“Super 8″ follows young Joe Lamb (Joel Courtney), a boy on whom much tragedy has befallen. At the film’s outset, we learn his mother was killed in an accident at the factory where she worked. That leaves him in the hands of his father, Jackson (Kyle Chandler of TV’s “Friday Night Lights”), a busy sheriff’s deputy who doesn’t have a lot of time to spend with his son.
Joe and his friends seem to fill much of their time making their own zombie movie. They witness the aforementioned train crash and its aftermath, where something large and strong appears to escape from the train. Soon the military shows up, and people start disappearing. Then Joe and his friends get their film developed and find out they have something much more than they’d believed.
A convergence of popcorn filmmaking and character development is what really makes “Super 8″ tick. Abrams doesn’t bother ascribing to the “an explosion every 10″ school of summer-movie filmmaking, though when the fireworks arrive, they are exciting enough. Abrams instead makes the kind of movie Steven Spielberg (who is coincidentally a producer on “Super 8″) tends to make: a big-budget blockbuster that focuses on character development and story.
In fact, you could call this film not so much an homage to Spielberg as Abrams on his knees like Wayne and Garth, chanting “We’re not worthy!” It’s a look at a “more innocent time” that really wasn’t; like another film it tonally emulates, “Stand By Me,” these pre-Xbox (heck, pre-Atari), pre-Internet, pre-Adam Walsh kids let profanities fly from their mouths to a degree most films made by marketing-obsessed studio exects today would never allow from children.

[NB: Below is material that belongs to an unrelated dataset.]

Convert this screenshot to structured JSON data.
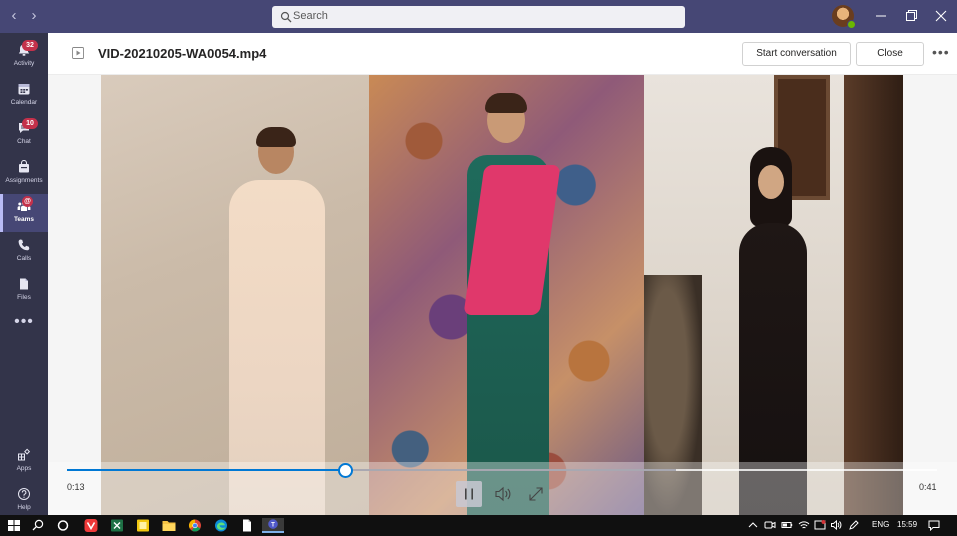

But virtually every beat works. The movie within the movie, which we get to see over the closing credits. The mystery of what this creature is. (Without ruining anything, let’s say that, like Abrams’ “Cloverfield” monster, what it is and what it does is both similar to and completely different than most anything else you tend to see in movies, even those of the sci-fi variety.) The tender, innocent romance between Joe and Alice Dainard (Elle Fanning), which propels the latter half of the film. The intense suspense/horror elements, which are real and palpable though not overwhelming for younger audiences. (I didn’t take my 6-year-old son to this one, but if he had a little more a taste for scary situations, I wouldn’t have hesitated.)
The film’s time period is important, taking place in the late 1970s, and I have to note a bit of trivia. One character drives a ’69 Buick Skylark (which the kids hijack at a pivotal moment in the film), which happens to be the very first car owned by yours truly and made me long for the days I cruised around in my old hot rod. It was one additional touch of personal nostalgia that this film so deftly rolls on throughout.
The young gaggle of actors are a find, especially Courtney, whose soulful eyes, yes, evoke memories of a young Henry Thomas (but that’s the last “E.T.” comparison, I promise; “Super 8 deserves to stand on its own) to Fanning, who, in the shadow of her big sis Dakota, has created taken less high-profile roles but built a solid resume all her own.
“Super 8″ is a throwback with all the makings of a modern-day classic.